I pinched myself. Can you believe that? I actually pinched myself like they do in films. I was checking to see if I was dreaming. I felt the pinch, but why wouldn’t I? Why couldn’t I dream about pinching myself?
I decided I must be dreaming.
I tried to fly.
That sounds strange but I’d heard about vivid dreams. Dreams where the sleeper knows they are dreaming and can control what happens. I’d long ago decided that if I had one of those dreams I’d fly like superman.
I checked my tools. I wondered if I could have carved all the words in my sleep. My tools were neatly stacked on their racks and didn’t look like they had been used. Unfortunately that didn’t help. I’m tidy like that. Even if I had used them I would have put them away.
I felt the edges. They were all sharp. They would be. I have a rule that I sharpen things before I put them away. It means my tools are ready for immediate action. The plane is an exception as it doesn’t need sharpening so often. I usually sharpen it during a job – just before making the final cut.
The radio sounded real. There was nothing unusual on the news. I texted a friend something inconsequential and got the response I’d expect. There was the odd person on the street – odd as in not many. I shouted across to one of them to ask the time. It was five past eight. That sounded right.
I turned on my lamp and started to inspect the carvings. The quality was exceptional. Each letter was perfect. I noticed the strange grain direction. It swirled around each letter like ink from a calligraphy brush, as if the letter had grown rather than been chiselled.
It wasn’t real. It couldn’t be.
It was only then that I started to read the words.
It told the story of my life. Starting with my birth in the top left hand corner and ending in the bottom right with me finding a writing desk.
I made myself a coffee, ate three cereal bars, opened the windows and took a stool outside. The only thing that made sense was that the desk must have been giving off some kind of hallucinogenic fumes. You do have to be careful with some wood. I’d never had trouble with walnut.
I checked the wood allergies database and discovered that African Walnut had a systemic affect. That meant repeated expose would cause increasing allergic reactions. Maybe this walnut was African and maybe I had some strange allergy that caused hallucinations rather than skin irritation.
I sat on that stool in the sunshine and fresh air for almost an hour. If there were toxic fumes I wanted the studio clear of them.
It didn’t help. The words were still there. In fact a whole new sentence had appeared along the front edge of the desk. I read it and went back out to my stool.
The words said I had a decision to make. Would I turn the desk top over and read the other side? The side that contained the story of my future.
I went for a walk. A long walk.
It was starting to get dark when I returned. I rushed into the studio in the hope that if I was quick enough the desk wouldn’t have time to react.
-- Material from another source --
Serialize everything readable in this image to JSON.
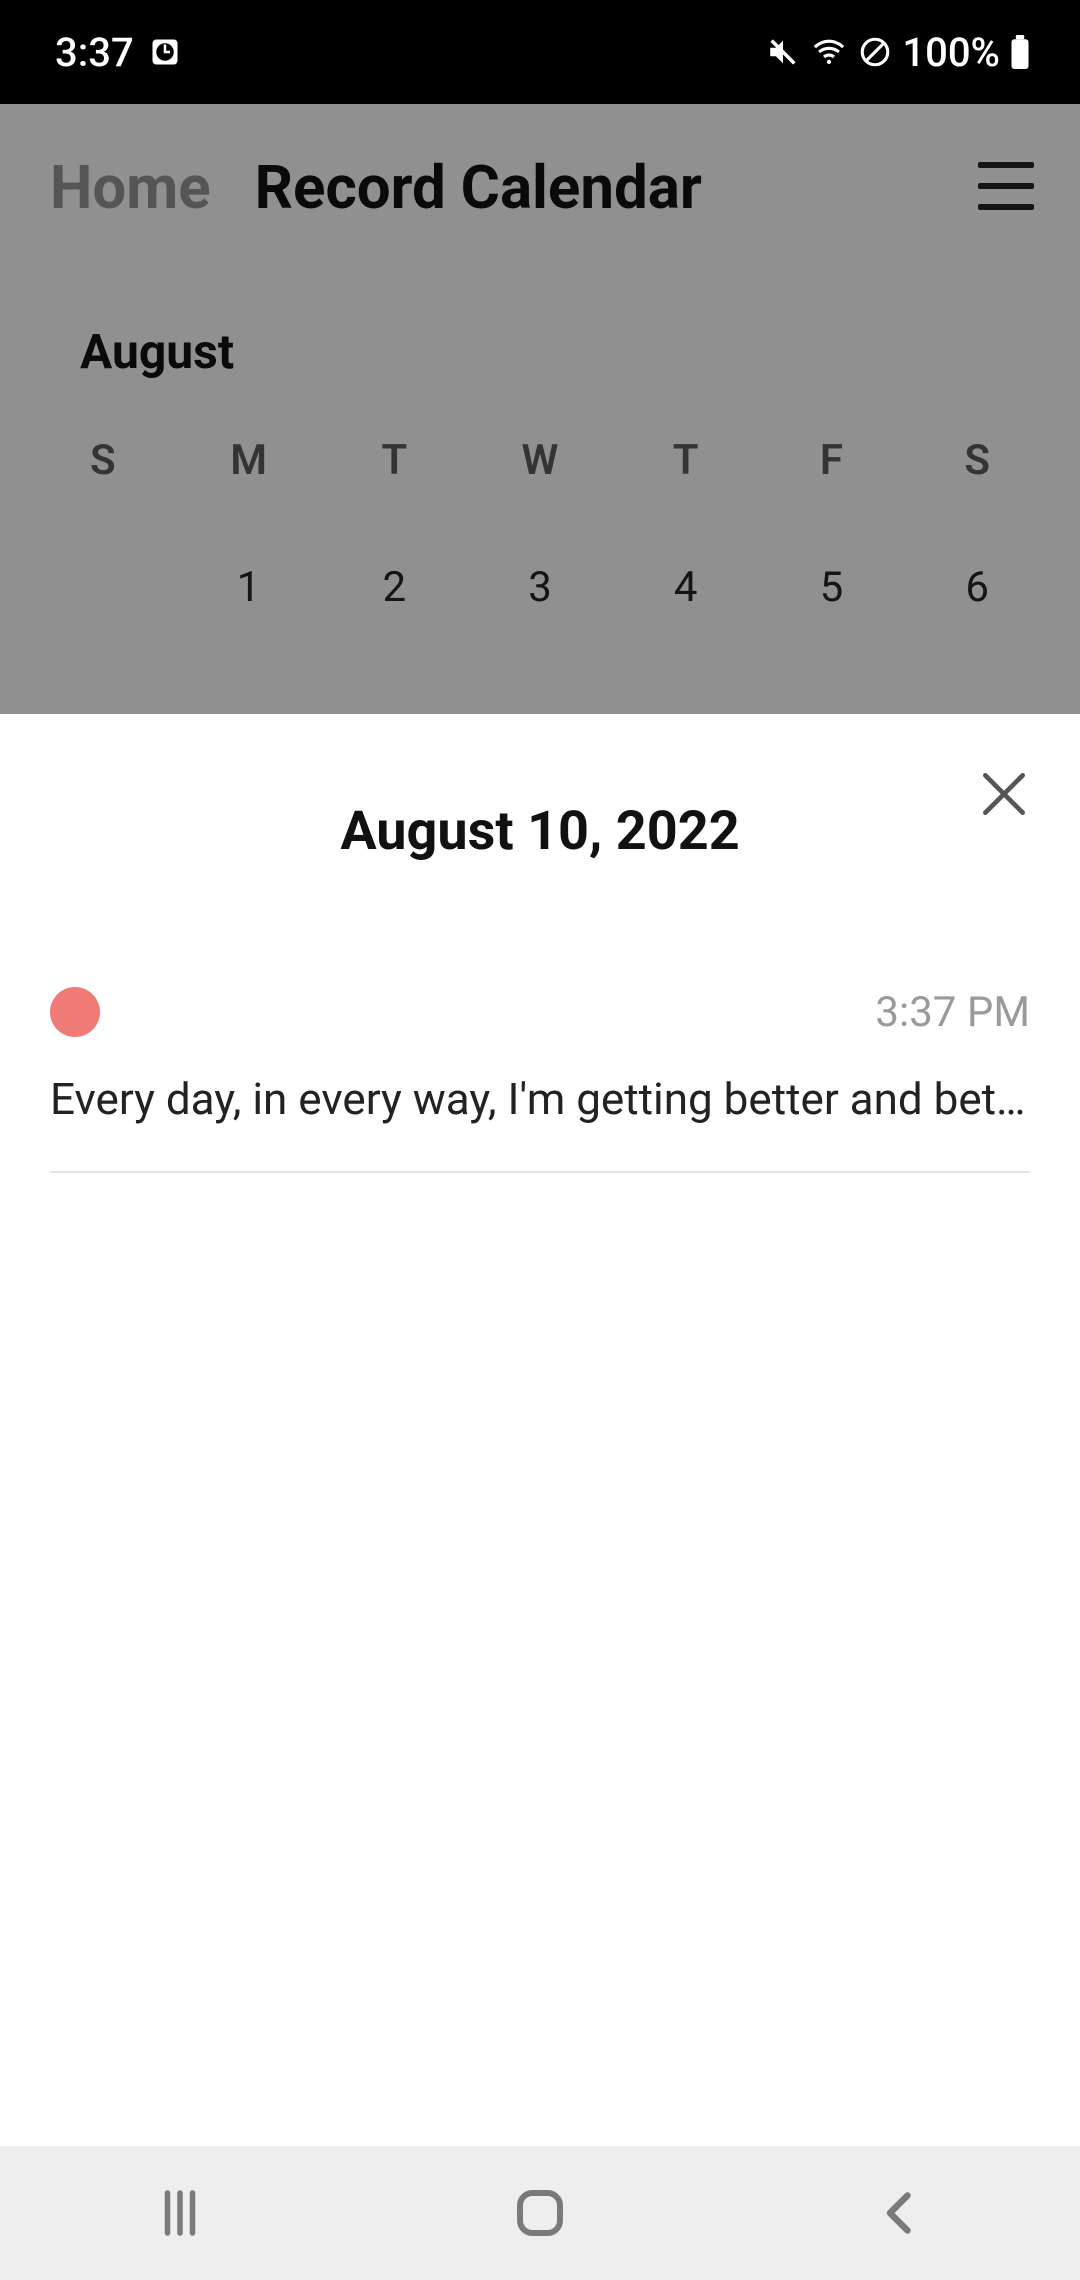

I didn’t look to see if new words had appeared. I picked it up, ran outside and lobbed it into the skip.
Back in the studio I took a plank of mahogany from my scraps and set it up for planing.
There was a noise from outside. I cautiously opened the door.
“Is it okay if I take this?”
I nodded and the man lifted the desk top out of the skip and headed to his car.
I returned to my workbench and strip by strip reduced that plank to a thousand shavings.
Slowly my mind settled on the moment in front of my eyes – the swish of the plane and the thin ribbon of wood curling away to the floor.
I looked up and as soon as I saw the piano I knew what to do with it. I’d turn it into a wonderful contemporary writing desk; with plain simple lines, and absolutely no ornate carving. I’d even build a shelf at the back for knick-knacks.
That was as much of my future as I wanted to know.